Signage and noise
A signage, refers to the design or use of sign and symbols to communicate a message to a specific group, usually for the purpose of marketing or a kind of advocacy.
The main purpose of signs is to communicate, to convey information such that the receiver may make cognitive decisions based on the information provided.
In general, signs may be classified according to the following functions:
Signs conveying information about services and facilities, such as maps, directories, or instructional signs.
Signs showing the location of services, facilities, functional spaces and key areas, such as sign posts or directional arrows.
Signs indicating services and facilities, such as room names and numbers, restroom signs, or floor designations.
Safety and Regulatory
Signs giving warning or safety instructions, such as warning signs, traffic signs, exit signs, or signs conveying rules and regulations.
The snippet above is a definition of signage taken from Wikipedia.
Visibility is very important in increasing consumer awareness and interest. It not only depends on the strategic placements of products in the market but also the location of the establishment and the attractiveness of the signage as well.
Simplicity is key
Attractiveness is obviously important to increasing consumer awareness but one must remember that it is not the only factor that matters. Here are some pointers to consider when designing ( signage):
Get their brand guide and follow it.
Big corporations take their brand look very seriously, as should all companies. Their colour red is a specific shade of red and the slightest variation in shade will not go unnoticed.
Treat the signage as a communication tool
As an important communication tool, your signage should be able to efficiently convey the message you want to get across. The signages should be big enough to read even from afar and even though the designer might not have any control over this, it is still your duty to convey a message. Make sure that even at a considerable distance, people will be able to read it.
Execute the brand
Even if this is not demonstrated in their brand guide, study the logo and how the brand feels and works. Make suggestions, and then design based on their feedback. Always ask yourself if the extra swirls and circles are paramount.
Is this necessary or creating noise?
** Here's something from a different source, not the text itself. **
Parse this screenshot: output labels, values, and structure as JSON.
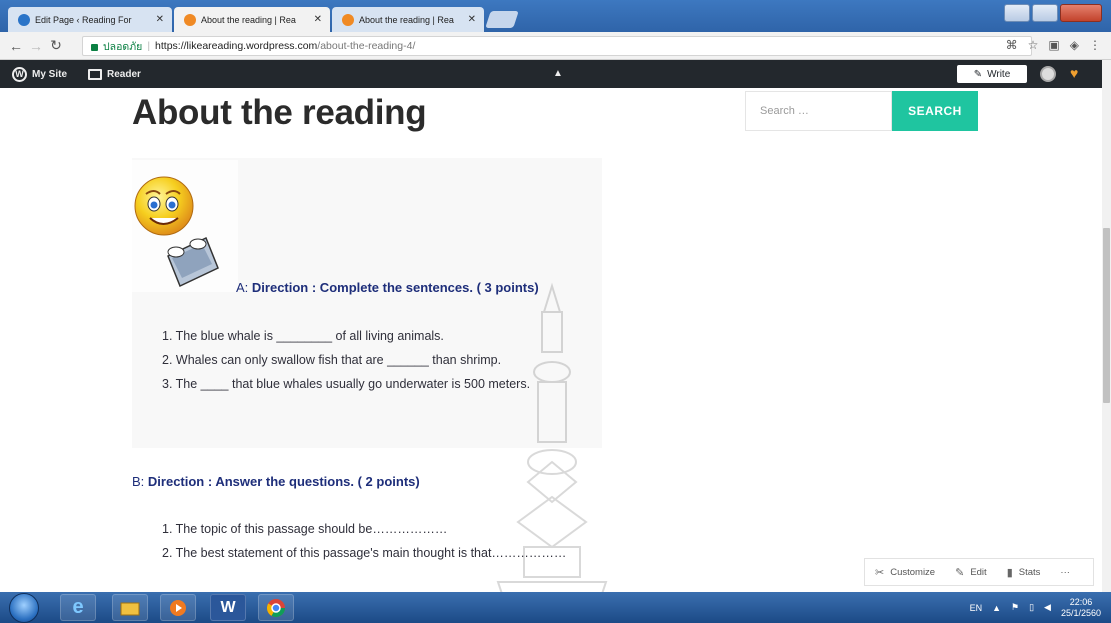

Incorporate the qualities of the brand
A brand which views itself as simple, down to earth etc, will not appreciate loud colours and busy designs. Rather, go for more white with hints of their brand colours. On the other hand, certain brands appreciate the vivaciousness. Just remember that one way doesn’t cut across for every brand.
Go straight to the point
The challenge is how to keep everything short and concise and at the same time create the desired impact. Ask yourself how much someone driving past your sign will be able to consume. Always picture this when designing an informational sign:
“What is the most important message on this sign?”
I have come across several billboards with so much information that I always never get to the important information early enough till I have to move.
Yes, some clients are stubborn (and I hope some are reading this). It is the job of the designer to advise the client on what is functional and what is not. As a designer, you wound your reputation by associating yourself with the “that’s what the client wanted” sort of designs. Another client with a better appreciation of design will probably be turned off, not knowing you were only doing what the client wanted.
The era of pretty designs is over. The era we are in now is designing to convey a message and make an impact in the consumer’s mind ergo functional design; THE ERA OF MINIMALISM.
Save the crowded information for newspapers or posters or social media, where people will have the time to read. Save the fanciful designs for brands that actually need fanciful designs for their brand to work … and most importantly, give me less to things to laugh about on my way to work.
Signage and noise was written by Efua Dufu for the Thrive Blog.